About June 2006
The economists tell us that technology is a substitute for some forms of human capital and a complement to others. As the pace of technological advance continues to quicken, the “information age” evolves into something new, and the world economy becomes ever more integrated, the most economically valued set of human skills and a capabilities continues to shift rapidly. Tens of millions of Americans used to make, and many still do make, a good living in low- and medium-skilled assembly line jobs. However, many of these jobs can now be done at less expense by machines, or by lower-paid workers in poorer countries like China and India. At the same time, the return on investment in education continues to rise, widening the gap in pay between workers with college degrees and workers without them. What do these trends mean for the future of work in America? Are there any jobs safe from mechanization and outsourcing? If part of rising inequality is a function of the match between technology and human capital, what can be done to ensure that more people develop the right kind of capital? In a changing global economy, what is America’s comparative advantage? If you had a child tomorrow, and wanted them to get ahead, what would you want them to pick as their college major eighteen years from now?
Richard Florida, author of the bestselling Rise of the Creative Class, leads off with an essay emphasizing the importance of encouraging creativity. Replying to Florida over the following week and a half will be: George Mason economist and futurist Robin Hanson, an expert on robot economics [pdf]; UCLA economist Edward Leamer, author of a much-circulated review [pdf] of Thomas Friedman’s The World Is Flat; and MIT’s Frank Levy, co-author of The New Division of Labor: How Computers Are Creating the New Job Market.
June 2006 Schedule
Monday, June 5
Wednesday, June 7
Friday, June 9
Edward Leamer Frank Levy
Monday, June 12
Frank Levy Edward Leamer
Wednesday, June 14 to June 21
Open blog discussion
In this month’s lead essay, Richard Florida, bestselling author of Rise of the Creative Class, argues that the old industrial era has given way to a new creative era. Science and technology, art and design, and culture and entertainment have superceded natural resources and industrial infrastructure as the key to economic success. Talent is now the key factor of production and winners in global economic competition will be those who can best deploy and attract it. However, the creative economy is a source of increasing inequality both within and between nations. Florida argues that the key to bridging the gap between the creative and service sectors is to harness the creativity of service sector workers to make their jobs both higher-paying and more satisfying.
In his reply to Florida’s lead essay, George Mason economist Robin Hanson argues that creativity matters less for economic growth and the future of work than Florida thinks. According to Hanson, Florida’s emphasis on creativity distracts us from the prospect of a truly revolutionary change to work and economy just over the horizon: rapidly exponential growth driven by smart machines. “An economy with intelligent machines could grow very rapidly indeed,” Hanson argues, “and induce rapidly falling human wages.” Will we be prepared if we’re busy making the Creative Class comfortable?

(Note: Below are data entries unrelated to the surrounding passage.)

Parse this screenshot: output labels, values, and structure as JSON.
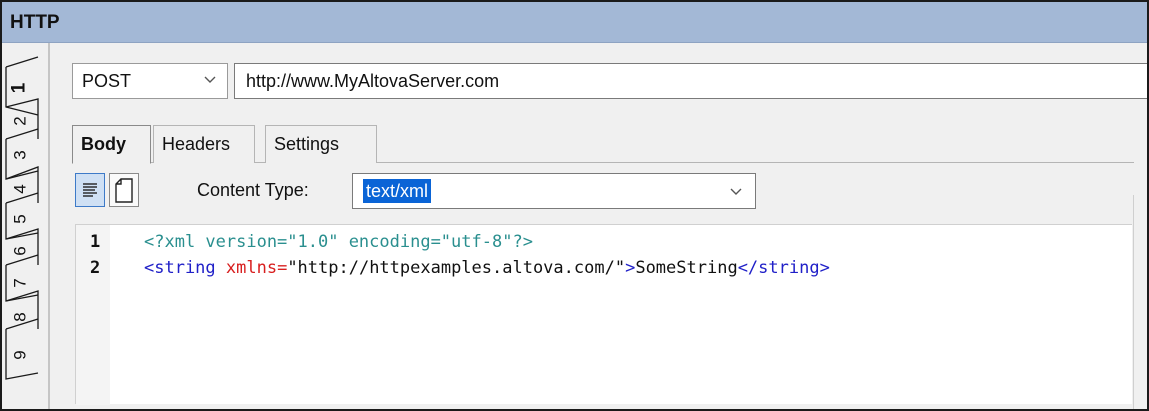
{
  "window": {
    "title": "HTTP"
  },
  "vertical_tabs": [
    "1",
    "2",
    "3",
    "4",
    "5",
    "6",
    "7",
    "8",
    "9"
  ],
  "request": {
    "method": "POST",
    "url": "http://www.MyAltovaServer.com"
  },
  "tabs": [
    {
      "label": "Body",
      "active": true
    },
    {
      "label": "Headers",
      "active": false
    },
    {
      "label": "Settings",
      "active": false
    }
  ],
  "body_toolbar": {
    "content_type_label": "Content Type:",
    "content_type_value": "text/xml",
    "buttons": [
      "text-view-icon",
      "document-view-icon"
    ]
  },
  "editor": {
    "lines": [
      {
        "number": "1",
        "pi": "<?xml version=\"1.0\" encoding=\"utf-8\"?>"
      },
      {
        "number": "2",
        "open_tag": "<string",
        "attr_name": " xmlns=",
        "attr_value": "\"http://httpexamples.altova.com/\"",
        "open_close": ">",
        "text": "SomeString",
        "close_tag": "</string>"
      }
    ]
  },
  "colors": {
    "titlebar": "#a3b8d6",
    "selection": "#0a64d6",
    "xml_pi": "#2a8f8f",
    "xml_tag": "#2020c8",
    "xml_attr": "#d81e1e"
  }
}
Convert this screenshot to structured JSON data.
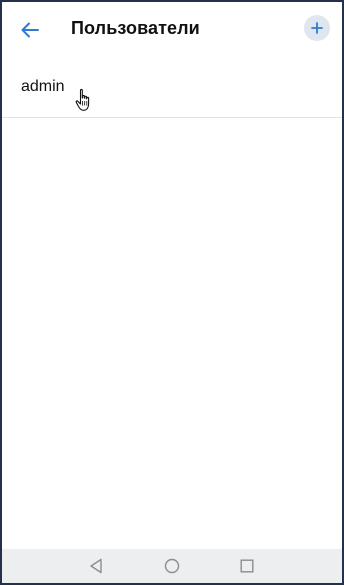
{
  "header": {
    "title": "Пользователи",
    "back_icon": "arrow-left-icon",
    "add_icon": "plus-icon"
  },
  "users": [
    {
      "name": "admin"
    }
  ],
  "system_nav": {
    "back_icon": "triangle-back-icon",
    "home_icon": "circle-home-icon",
    "recents_icon": "square-recents-icon"
  },
  "colors": {
    "accent": "#2e7bd6",
    "frame_border": "#23324a",
    "add_button_bg": "#dfe6ee",
    "divider": "#e2e2e2",
    "navbar_bg": "#eceef0",
    "nav_icon": "#8a8d91"
  }
}
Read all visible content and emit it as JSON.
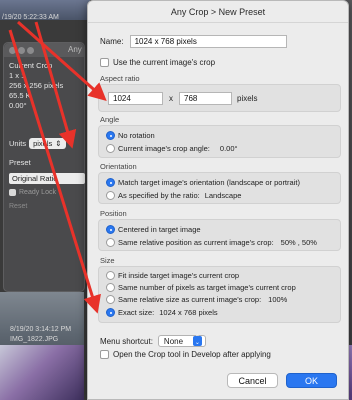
{
  "background": {
    "date_top": "/19/20 5:22:33 AM",
    "date_bottom": "8/19/20 3:14:12 PM",
    "filename": "IMG_1822.JPG"
  },
  "side_panel": {
    "title": "Any",
    "lines": [
      "Current Crop",
      "1 x 1",
      "256 x 256 pixels",
      "65.5 K",
      "0.00°"
    ],
    "units_label": "Units",
    "units_value": "pixels",
    "preset_label": "Preset",
    "preset_value": "Original Ratio",
    "check_label": "Ready Lock",
    "reset_label": "Reset"
  },
  "dialog": {
    "title": "Any Crop > New Preset",
    "name_label": "Name:",
    "name_value": "1024 x 768 pixels",
    "use_current_label": "Use the current image's crop",
    "aspect": {
      "label": "Aspect ratio",
      "width": "1024",
      "sep": "x",
      "height": "768",
      "units": "pixels"
    },
    "angle": {
      "label": "Angle",
      "options": [
        "No rotation",
        "Current image's crop angle:"
      ],
      "angle_value": "0.00°",
      "selected": 0
    },
    "orientation": {
      "label": "Orientation",
      "options": [
        "Match target image's orientation (landscape or portrait)",
        "As specified by the ratio:"
      ],
      "ratio_value": "Landscape",
      "selected": 0
    },
    "position": {
      "label": "Position",
      "options": [
        "Centered in target image",
        "Same relative position as current image's crop:"
      ],
      "relative_value": "50% , 50%",
      "selected": 0
    },
    "size": {
      "label": "Size",
      "options": [
        "Fit inside target image's current crop",
        "Same number of pixels as target image's current crop",
        "Same relative size as current image's crop:",
        "Exact size:"
      ],
      "relative_value": "100%",
      "exact_value": "1024 x 768 pixels",
      "selected": 3
    },
    "menu_shortcut_label": "Menu shortcut:",
    "menu_shortcut_value": "None",
    "open_crop_label": "Open the Crop tool in Develop after applying",
    "cancel_label": "Cancel",
    "ok_label": "OK"
  },
  "colors": {
    "accent": "#2a77f0",
    "annotation_arrow": "#e8322a"
  }
}
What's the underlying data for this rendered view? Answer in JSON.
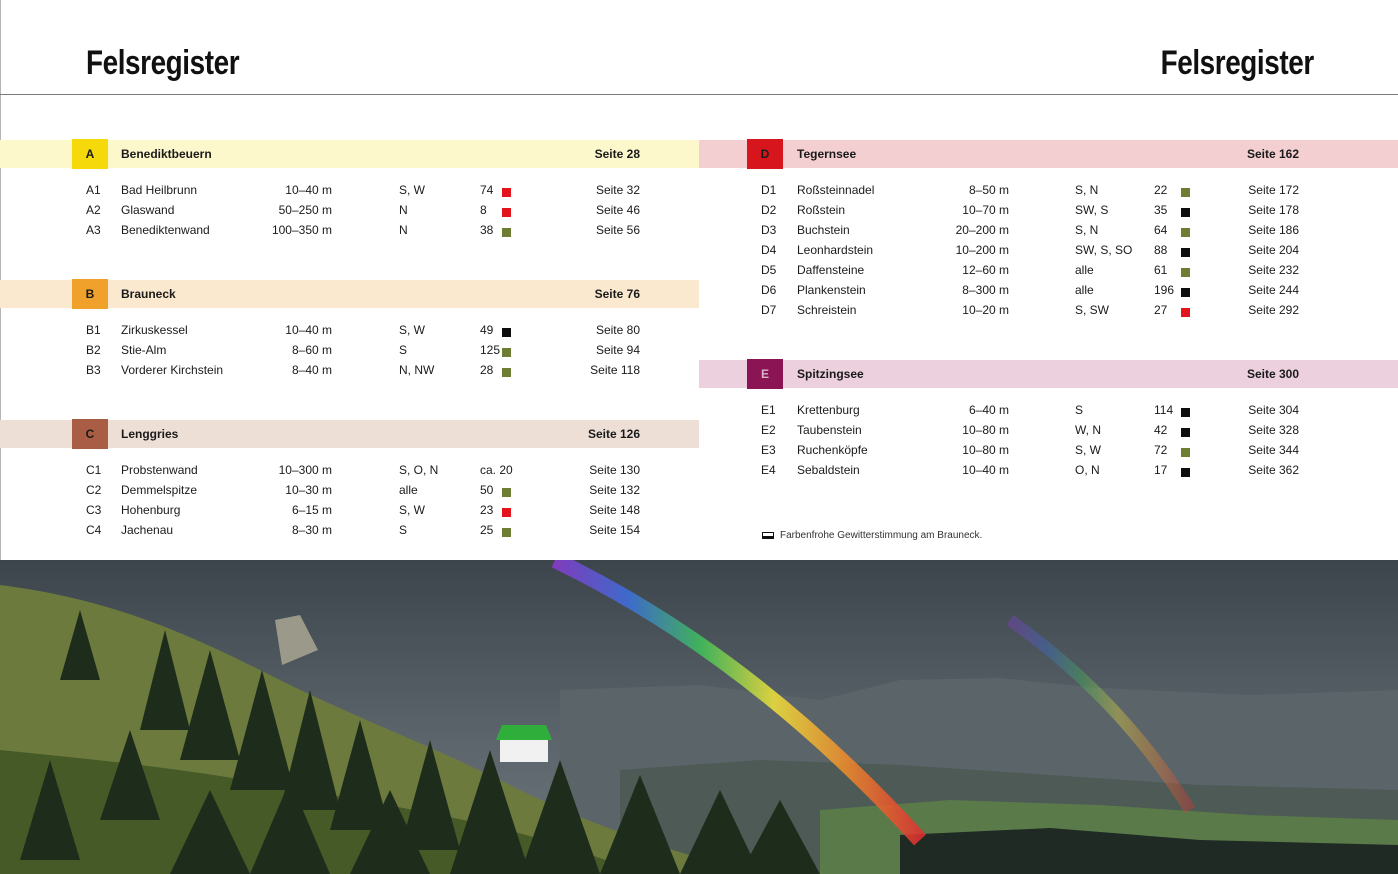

MIT economist Frank Levy agrees that creativity is more important than ever in a world where computers and foreign workers can do routine work less expensively than domestic workers. This shift, Levy says, requires better education in problem-solving. But education can only do so much. The gains from rising labor productivity are going largely to the wealthy, Levy argues. Unless policies and norms are reinstated that spread those gains more widely “all of the nation’s institutions will be at risk.”
While agreeing with much in Florida’s essay, UCLA economist Edward Leamer suggests that the key to understanding the future of work isn’t creativity, but talent. “Is a personal computer like a forklift or a microphone?” Leamer asks. Forklifts are forces for equality, washing out individual differences in ability. Microphones, on the other hand, amplify difference in ability and talent. If training cannot create talent, but can only enhance it, the gains to training will be highest for the talented, and it will not be possible to close the talent and wage gaps by offering more training to the less talented.
Related at Cato
» Temps and the Labor Market by Brad Lips [pdf]
» Public Policy, Entrepreneurship, and Economic Freedom by Steven Kreft and Russell Sobel [pdf]
» Amateur-to-Amateur: The Rise of a New Creative Culture by F. Gregory Lastowka and Dan Hunter